Graduate students and researchers interested in various aspects of representation theory.

Algebras

Representations of algebras

Further topics on algebras

Groups

Groups and group algebras

Symmetric groups

Lie algebras

Lie algebras and enveloping algebras

Semisimple Lie algebras

Root systems

Representations of semisimple Lie algebras

Hopf algebras

Coalgebras, bialgebras, and Hopf algebras

Representations and actions

Affine algebraic groups

Finitedimensional Hopf algebras

Appendices

The language of categories and functors

Background from linear algebra

Some commutative algebra

The Diamond Lemma

The symmetric ring of quotients

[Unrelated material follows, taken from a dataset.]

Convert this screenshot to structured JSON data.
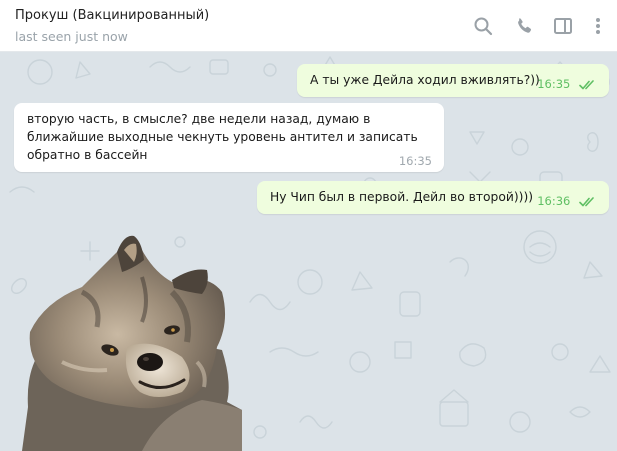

Complemented by more than 350 exercises at various levels of difficulty, this text is a valuable reference for researchers and students in algebra and related fields, and is ideally suitable for learning representation theory by selfstudy.
Dongwen Liu, Mathematical Reviews 
This excellent book is one that I wish had been written when I was a student...Had I the benefit of a book like this one in my early graduate years, I could have saved myself a lot of time...This is a very nicely written book, with student motivation always in mind. The level of difficulty increases as the book proceeds (as is only reasonable) but at no point does the book become too difficult for a wellprepared graduate student reader...I like this book a lot, and consider it to be a very valuable addition to the existing textbook literature on representation theory. It would not surprise me if it becomes the market leader in books on graduatelevel representation theory.
Mark Hunacek, MAA Reviews